* **ASSIGNMENT**: For these records, count the lines containing the word "desc" and respond with the number alone.

(Entries from a dataset of interfaces)

════════

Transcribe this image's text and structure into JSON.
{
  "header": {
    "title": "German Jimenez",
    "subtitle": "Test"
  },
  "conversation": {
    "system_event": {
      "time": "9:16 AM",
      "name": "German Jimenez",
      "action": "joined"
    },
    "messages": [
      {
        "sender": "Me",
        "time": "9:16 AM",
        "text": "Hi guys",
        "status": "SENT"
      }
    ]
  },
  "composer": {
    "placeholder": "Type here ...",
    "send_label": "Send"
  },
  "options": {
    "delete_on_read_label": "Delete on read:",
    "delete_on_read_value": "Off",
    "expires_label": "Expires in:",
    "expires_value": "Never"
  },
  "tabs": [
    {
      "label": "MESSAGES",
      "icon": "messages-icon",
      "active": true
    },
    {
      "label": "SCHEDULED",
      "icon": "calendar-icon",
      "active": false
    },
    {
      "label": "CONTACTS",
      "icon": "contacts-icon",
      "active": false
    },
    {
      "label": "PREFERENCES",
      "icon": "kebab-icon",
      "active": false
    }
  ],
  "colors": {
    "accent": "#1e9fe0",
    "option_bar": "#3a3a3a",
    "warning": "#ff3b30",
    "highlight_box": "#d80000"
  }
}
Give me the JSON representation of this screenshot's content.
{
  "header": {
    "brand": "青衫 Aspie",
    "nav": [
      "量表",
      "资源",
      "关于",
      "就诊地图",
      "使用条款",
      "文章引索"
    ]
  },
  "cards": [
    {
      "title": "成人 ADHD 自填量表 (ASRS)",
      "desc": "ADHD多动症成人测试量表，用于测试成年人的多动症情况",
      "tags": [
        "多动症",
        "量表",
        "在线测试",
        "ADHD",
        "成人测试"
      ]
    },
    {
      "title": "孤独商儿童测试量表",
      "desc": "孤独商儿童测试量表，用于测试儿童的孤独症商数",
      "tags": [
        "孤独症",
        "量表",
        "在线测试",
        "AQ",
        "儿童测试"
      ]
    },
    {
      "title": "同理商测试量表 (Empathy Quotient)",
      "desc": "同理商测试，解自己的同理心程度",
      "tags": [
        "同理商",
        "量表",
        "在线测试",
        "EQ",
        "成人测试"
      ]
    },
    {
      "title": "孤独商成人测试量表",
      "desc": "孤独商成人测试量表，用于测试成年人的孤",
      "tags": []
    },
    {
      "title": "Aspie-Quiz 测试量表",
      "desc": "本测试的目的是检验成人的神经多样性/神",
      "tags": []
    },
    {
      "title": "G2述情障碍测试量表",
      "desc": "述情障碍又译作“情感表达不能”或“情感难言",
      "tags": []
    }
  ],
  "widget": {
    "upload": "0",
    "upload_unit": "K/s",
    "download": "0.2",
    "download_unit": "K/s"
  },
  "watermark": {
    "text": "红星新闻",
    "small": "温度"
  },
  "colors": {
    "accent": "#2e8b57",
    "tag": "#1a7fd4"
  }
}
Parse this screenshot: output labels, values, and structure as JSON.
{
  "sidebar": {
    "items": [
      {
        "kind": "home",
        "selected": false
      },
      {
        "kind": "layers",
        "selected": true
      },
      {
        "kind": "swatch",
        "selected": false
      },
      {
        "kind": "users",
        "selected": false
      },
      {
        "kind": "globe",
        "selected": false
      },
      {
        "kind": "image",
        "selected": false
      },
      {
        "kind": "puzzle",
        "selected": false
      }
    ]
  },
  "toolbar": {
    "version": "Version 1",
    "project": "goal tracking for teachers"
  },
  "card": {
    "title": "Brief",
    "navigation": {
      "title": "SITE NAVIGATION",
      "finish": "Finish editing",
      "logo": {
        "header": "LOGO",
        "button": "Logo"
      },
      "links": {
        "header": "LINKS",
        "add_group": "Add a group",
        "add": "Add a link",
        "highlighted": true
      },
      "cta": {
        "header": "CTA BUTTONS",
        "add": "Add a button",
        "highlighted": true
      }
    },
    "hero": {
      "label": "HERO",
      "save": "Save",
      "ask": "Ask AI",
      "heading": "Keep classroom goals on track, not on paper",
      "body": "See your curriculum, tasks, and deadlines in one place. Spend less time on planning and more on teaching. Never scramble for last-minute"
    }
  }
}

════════

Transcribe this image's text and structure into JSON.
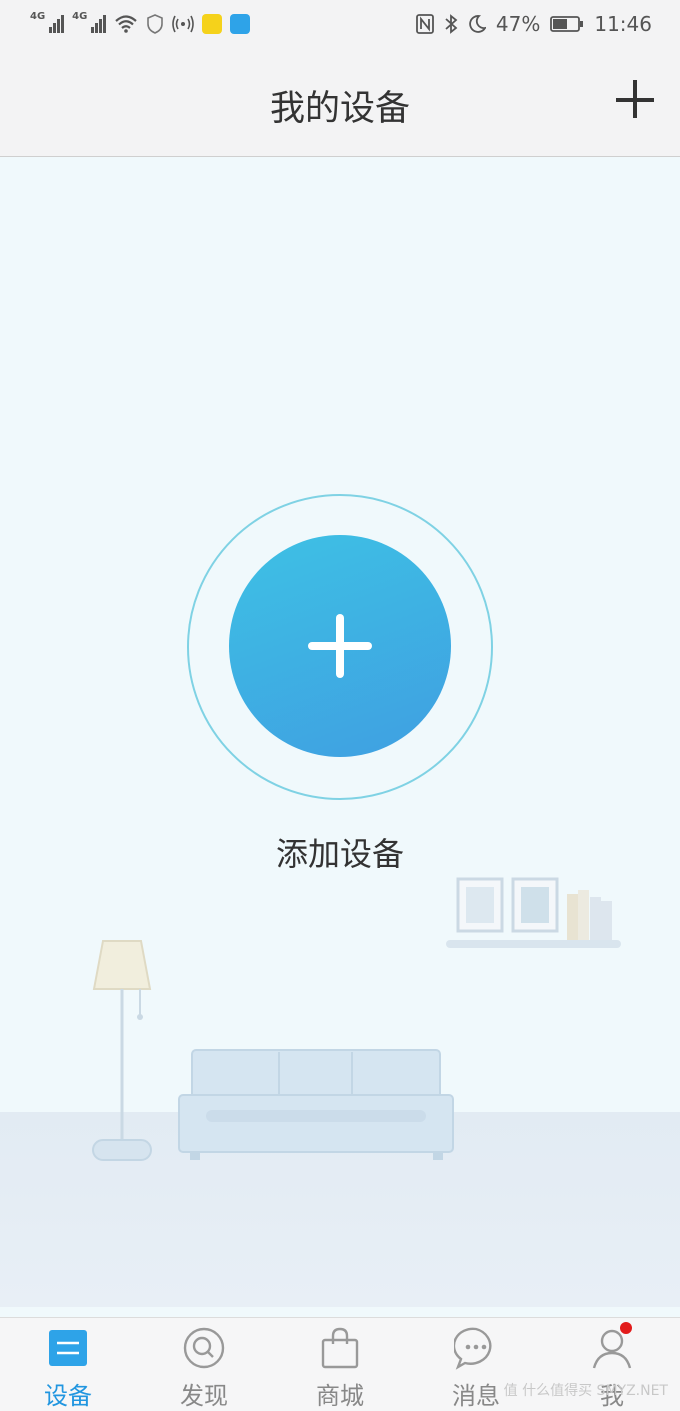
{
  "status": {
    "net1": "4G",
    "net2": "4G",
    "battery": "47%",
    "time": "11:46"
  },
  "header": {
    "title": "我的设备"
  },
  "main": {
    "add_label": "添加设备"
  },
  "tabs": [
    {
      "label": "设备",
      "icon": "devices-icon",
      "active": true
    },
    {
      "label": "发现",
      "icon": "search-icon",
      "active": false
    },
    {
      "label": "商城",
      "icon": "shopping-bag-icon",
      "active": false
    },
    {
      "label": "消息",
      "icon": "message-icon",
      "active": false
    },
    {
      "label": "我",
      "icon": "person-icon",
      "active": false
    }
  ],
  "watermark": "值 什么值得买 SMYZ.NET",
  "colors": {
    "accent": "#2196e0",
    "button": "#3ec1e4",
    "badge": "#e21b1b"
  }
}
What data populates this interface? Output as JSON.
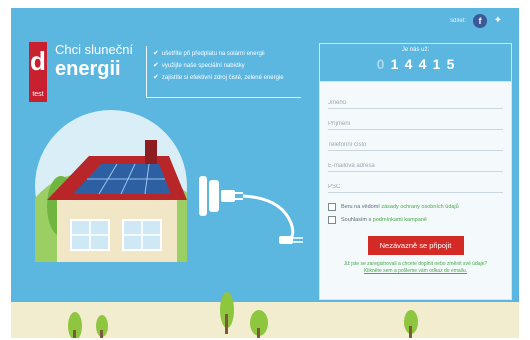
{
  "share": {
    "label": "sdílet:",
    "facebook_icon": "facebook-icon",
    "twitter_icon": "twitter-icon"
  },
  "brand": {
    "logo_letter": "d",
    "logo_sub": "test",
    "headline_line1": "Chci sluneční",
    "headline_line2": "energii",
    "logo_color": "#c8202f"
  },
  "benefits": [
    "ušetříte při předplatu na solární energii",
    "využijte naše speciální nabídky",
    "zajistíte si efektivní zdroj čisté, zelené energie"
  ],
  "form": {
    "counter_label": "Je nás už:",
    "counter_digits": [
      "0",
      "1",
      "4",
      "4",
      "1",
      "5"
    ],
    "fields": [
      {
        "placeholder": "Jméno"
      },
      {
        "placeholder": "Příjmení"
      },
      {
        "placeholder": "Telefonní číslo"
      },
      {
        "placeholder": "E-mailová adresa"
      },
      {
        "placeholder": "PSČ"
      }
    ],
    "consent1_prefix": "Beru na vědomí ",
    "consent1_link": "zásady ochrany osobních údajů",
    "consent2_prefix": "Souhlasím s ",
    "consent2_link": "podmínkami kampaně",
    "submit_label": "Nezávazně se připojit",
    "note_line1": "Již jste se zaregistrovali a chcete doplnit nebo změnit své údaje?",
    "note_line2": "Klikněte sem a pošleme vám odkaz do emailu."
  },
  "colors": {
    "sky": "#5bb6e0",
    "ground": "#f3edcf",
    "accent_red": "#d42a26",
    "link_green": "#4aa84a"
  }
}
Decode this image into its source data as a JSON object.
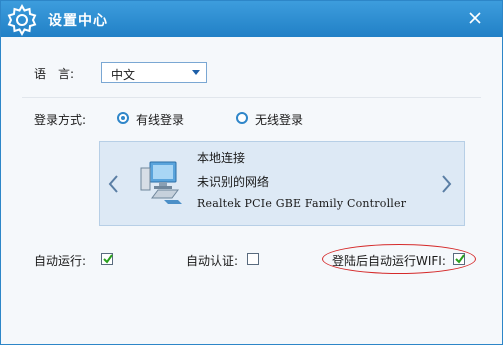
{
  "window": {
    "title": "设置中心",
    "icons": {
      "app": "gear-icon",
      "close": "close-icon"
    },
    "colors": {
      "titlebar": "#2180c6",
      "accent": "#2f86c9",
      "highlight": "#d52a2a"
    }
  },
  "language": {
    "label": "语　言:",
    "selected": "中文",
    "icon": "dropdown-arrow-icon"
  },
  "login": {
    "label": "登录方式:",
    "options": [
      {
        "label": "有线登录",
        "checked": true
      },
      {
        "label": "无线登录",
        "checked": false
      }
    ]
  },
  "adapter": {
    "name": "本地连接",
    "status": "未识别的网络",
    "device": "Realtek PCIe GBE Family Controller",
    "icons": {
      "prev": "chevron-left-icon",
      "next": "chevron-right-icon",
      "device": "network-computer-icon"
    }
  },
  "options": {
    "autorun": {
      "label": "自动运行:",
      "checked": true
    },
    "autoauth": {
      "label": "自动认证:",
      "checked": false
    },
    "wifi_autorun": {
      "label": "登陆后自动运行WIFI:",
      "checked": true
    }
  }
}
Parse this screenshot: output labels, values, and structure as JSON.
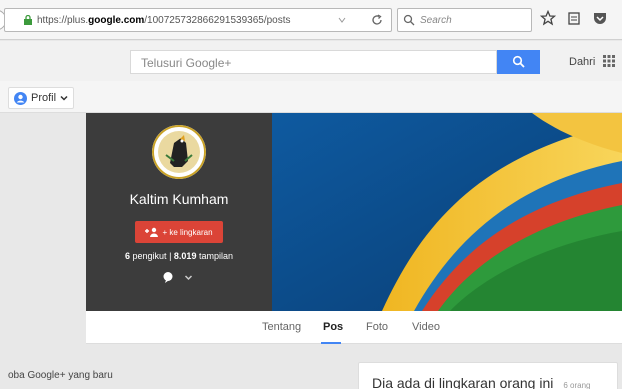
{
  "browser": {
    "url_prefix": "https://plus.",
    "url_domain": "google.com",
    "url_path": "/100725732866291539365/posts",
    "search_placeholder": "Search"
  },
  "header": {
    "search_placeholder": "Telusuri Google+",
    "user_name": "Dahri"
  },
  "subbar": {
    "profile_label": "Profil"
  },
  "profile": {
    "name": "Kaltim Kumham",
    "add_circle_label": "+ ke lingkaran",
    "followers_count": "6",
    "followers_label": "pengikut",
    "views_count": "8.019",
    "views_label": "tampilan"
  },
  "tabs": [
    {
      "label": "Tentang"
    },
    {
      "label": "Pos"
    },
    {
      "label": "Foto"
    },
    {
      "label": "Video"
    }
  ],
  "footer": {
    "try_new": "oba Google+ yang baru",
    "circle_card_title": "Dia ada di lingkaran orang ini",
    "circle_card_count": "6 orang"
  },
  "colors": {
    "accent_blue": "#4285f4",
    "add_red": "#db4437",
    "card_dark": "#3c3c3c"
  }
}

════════

* **WRITTEN ANSWER**: 6